9. Pilate said to the Jews, “Look at your King.” (Jn19:14)

Hail Mary
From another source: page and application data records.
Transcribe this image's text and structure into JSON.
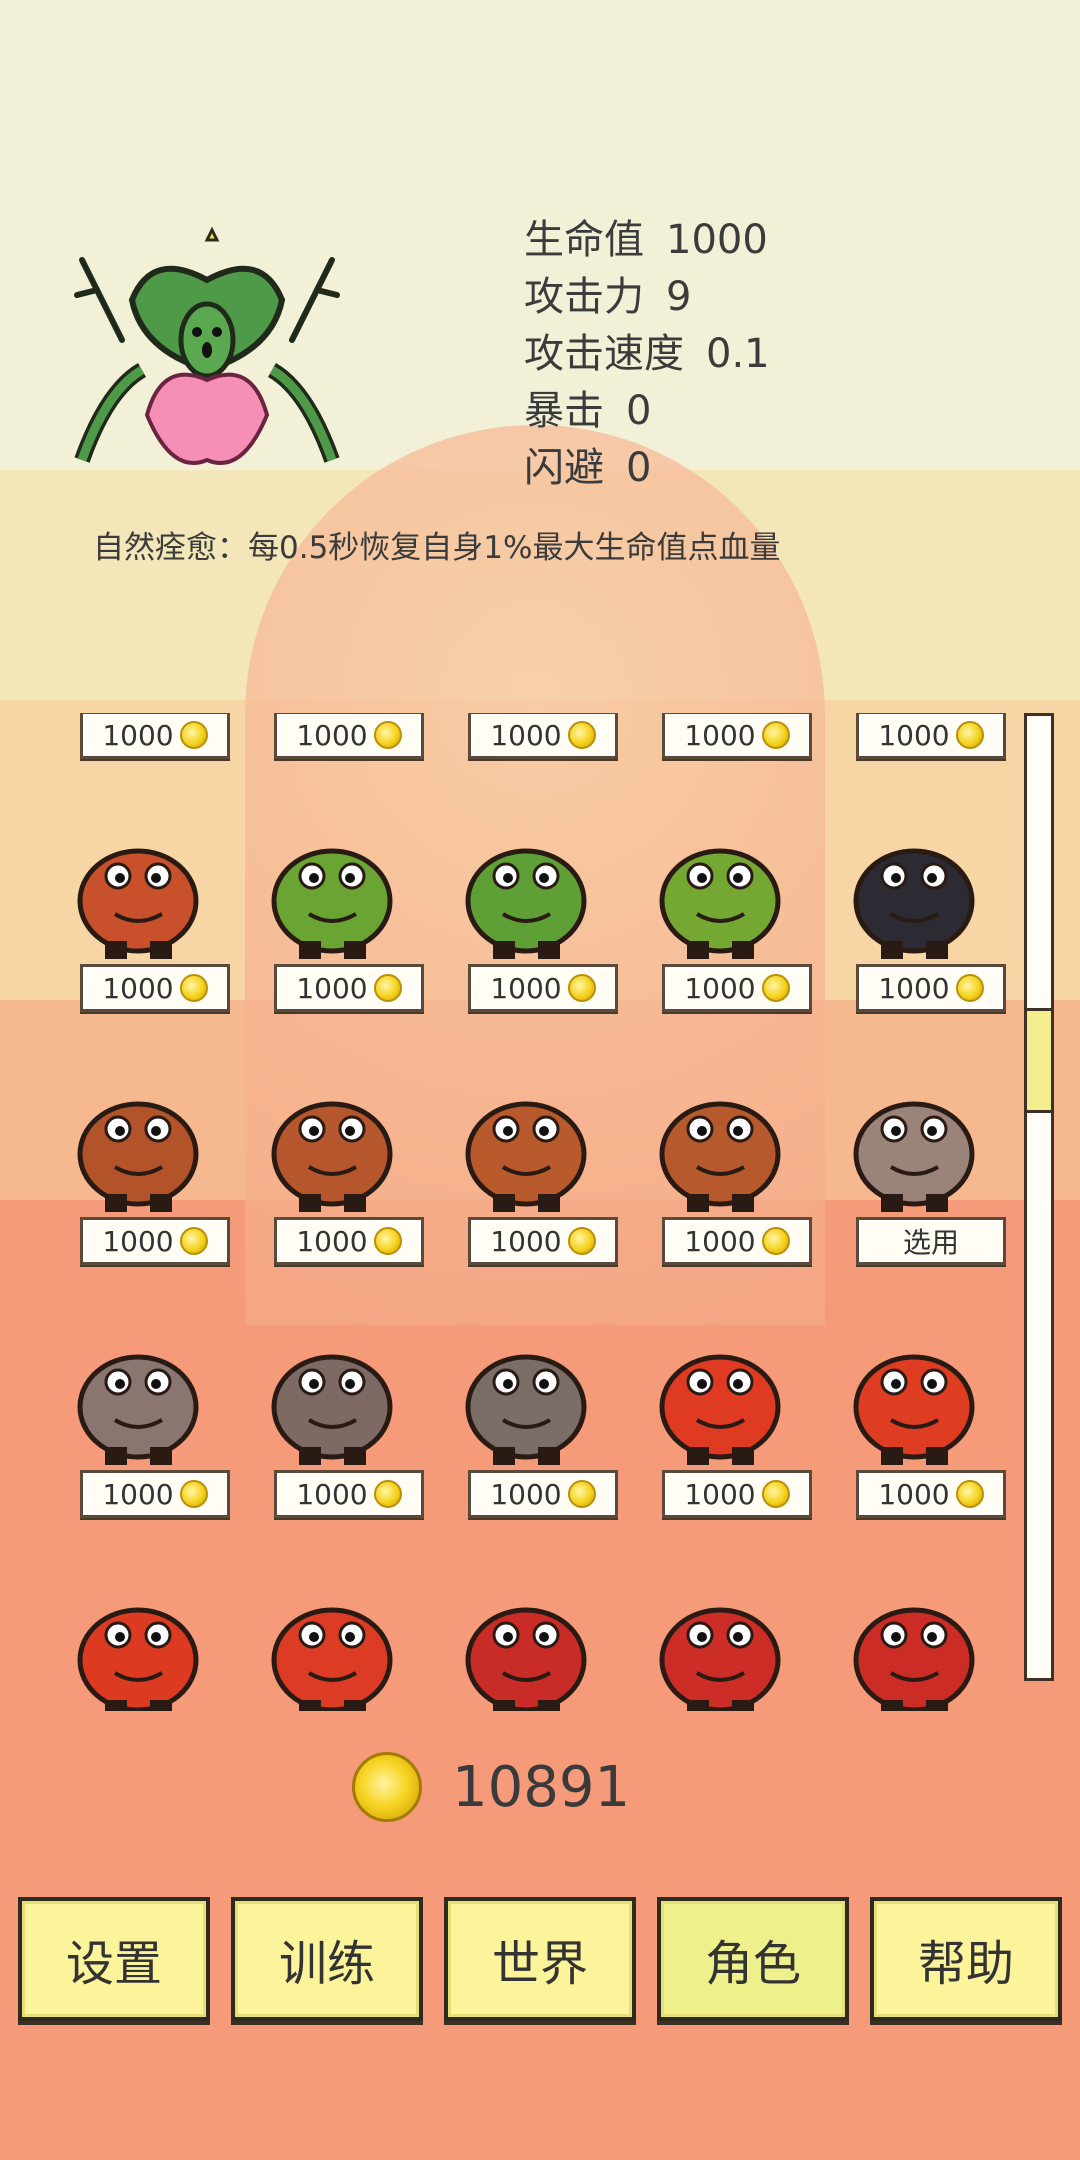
{
  "hero": {
    "name_icon": "plant-monster-sprite",
    "stats": [
      {
        "label": "生命值",
        "value": "1000"
      },
      {
        "label": "攻击力",
        "value": "9"
      },
      {
        "label": "攻击速度",
        "value": "0.1"
      },
      {
        "label": "暴击",
        "value": "0"
      },
      {
        "label": "闪避",
        "value": "0"
      }
    ],
    "skill": "自然痊愈：每0.5秒恢复自身1%最大生命值点血量"
  },
  "characters": {
    "rows": [
      [
        {
          "sprite": "partial-top-sprite",
          "price": "1000"
        },
        {
          "sprite": "partial-top-sprite",
          "price": "1000"
        },
        {
          "sprite": "partial-top-sprite",
          "price": "1000"
        },
        {
          "sprite": "partial-top-sprite",
          "price": "1000"
        },
        {
          "sprite": "partial-top-sprite",
          "price": "1000"
        }
      ],
      [
        {
          "sprite": "bandana-lizard-sprite",
          "price": "1000",
          "color": "#c8502a"
        },
        {
          "sprite": "green-goblin-sprite",
          "price": "1000",
          "color": "#6aa534"
        },
        {
          "sprite": "green-ogre-sprite",
          "price": "1000",
          "color": "#5fa036"
        },
        {
          "sprite": "goblin-spearman-sprite",
          "price": "1000",
          "color": "#74a832"
        },
        {
          "sprite": "black-ninja-sprite",
          "price": "1000",
          "color": "#2c2a33"
        }
      ],
      [
        {
          "sprite": "brown-bull-sprite",
          "price": "1000",
          "color": "#b2532a"
        },
        {
          "sprite": "ring-bull-sprite",
          "price": "1000",
          "color": "#b5562c"
        },
        {
          "sprite": "bull-warrior-sprite",
          "price": "1000",
          "color": "#b95a2c"
        },
        {
          "sprite": "horned-bull-sprite",
          "price": "1000",
          "color": "#b65a2e"
        },
        {
          "sprite": "stone-ape-sprite",
          "select": "选用",
          "color": "#9a8378"
        }
      ],
      [
        {
          "sprite": "rock-golem-sprite",
          "price": "1000",
          "color": "#8a7670"
        },
        {
          "sprite": "block-golem-sprite",
          "price": "1000",
          "color": "#7d6a65"
        },
        {
          "sprite": "sword-rock-sprite",
          "price": "1000",
          "color": "#7b6e68"
        },
        {
          "sprite": "red-croc-sprite",
          "price": "1000",
          "color": "#df3b23"
        },
        {
          "sprite": "red-mustache-croc-sprite",
          "price": "1000",
          "color": "#df3d22"
        }
      ],
      [
        {
          "sprite": "red-croc-small-sprite",
          "color": "#dd3a22"
        },
        {
          "sprite": "red-croc-grin-sprite",
          "color": "#dc3c24"
        },
        {
          "sprite": "red-devil-sprite",
          "color": "#c92b27"
        },
        {
          "sprite": "red-devil-smile-sprite",
          "color": "#cd2d27"
        },
        {
          "sprite": "red-devil-horn-sprite",
          "color": "#cb2d26"
        }
      ]
    ]
  },
  "wallet": {
    "coins": "10891"
  },
  "nav": [
    {
      "label": "设置",
      "active": false
    },
    {
      "label": "训练",
      "active": false
    },
    {
      "label": "世界",
      "active": false
    },
    {
      "label": "角色",
      "active": true
    },
    {
      "label": "帮助",
      "active": false
    }
  ]
}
No longer does Pilate invite the crowd to look at the Man. Now, he summons them to “Look at your King.” The Holy Spirit proclaims a truth here that Pilate could never have accepted, much less announced. Perhaps this politically correct governor is trying to move the hearts of the leaders to reconsider their condemnation. Surely they do not want to be responsible for the historical account to place the death of their messiah-king into the hands of the chief priests and the temple guards. Look your king is powerless and humiliated; surely you want to remove such a king from the public forum. He is an embarrassment to your whole nation. Or perhaps the cruel and cynical Pilate is saying to the whole crowd, this is what happens when you rely upon your legends about a messiah to motivate you. Do not even go there. You cannot threaten the Empire. You have no king but Caesar! This is your king, a broken, a powerless, and a rejected man is your king. You will have no chance at rebellion. Give it up now! Come to your senses! This king of yours will not secure your future greatness; such a king cannot guarantee even your political independence. Bow down now in homage to the Emperor of Rome and the Lord of the known world. Tremble before his awesome authority stretching so far over the earth. Even now the Holy Spirit moves our hearts to say to Pilate and every other tyrant upon the face of the earth: Look at your King—Jesus the one whom you crucified—behold his unspeakable love and mercy by which he reigns supreme at this moment and unto the ages of ages. Glory Be

10. In the end, Pilate handed Jesus over to be crucified (Jn19:16)

Hail Mary

What else could he do? Pilate, the representative of the all-powerful Roman Empire, was manipulated by the Jewish leadership. The chief priests, the temple guard, and the crowd demanded that he be crucified. Pilate could not stop it, even though he told the Lord Jesus that he had power over life and death. Pilate was as much a puppet as were the Jewish leadership. In the end it’s all about Rome. Keeping the Emperor happy was the whole point from beginning to end. The governor did not want a bad reputation to get worse. The priests did not want the Empire to fear their messiah-king, and crush them utterly. Indeed, it takes the Holy Spirit to enlighten our perspective on the death of the Lord Jesus, so that we can see beyond mere socio-political motivations, and historical conditions. We can see in faith that the Lord Jesus is truly the great high priest offering a perfect sacrifice of praise. The King Jesus is letting himself be humiliated and crowned with thorns to reveal his true dignity and real power. Such a Spirit filled perspective on the crucified king enables us to glimpse the glory of uniting our suffering with the Lord Jesus and sharing in his Kingdom with all those who humiliated him and nailed him to the cross. Glory Be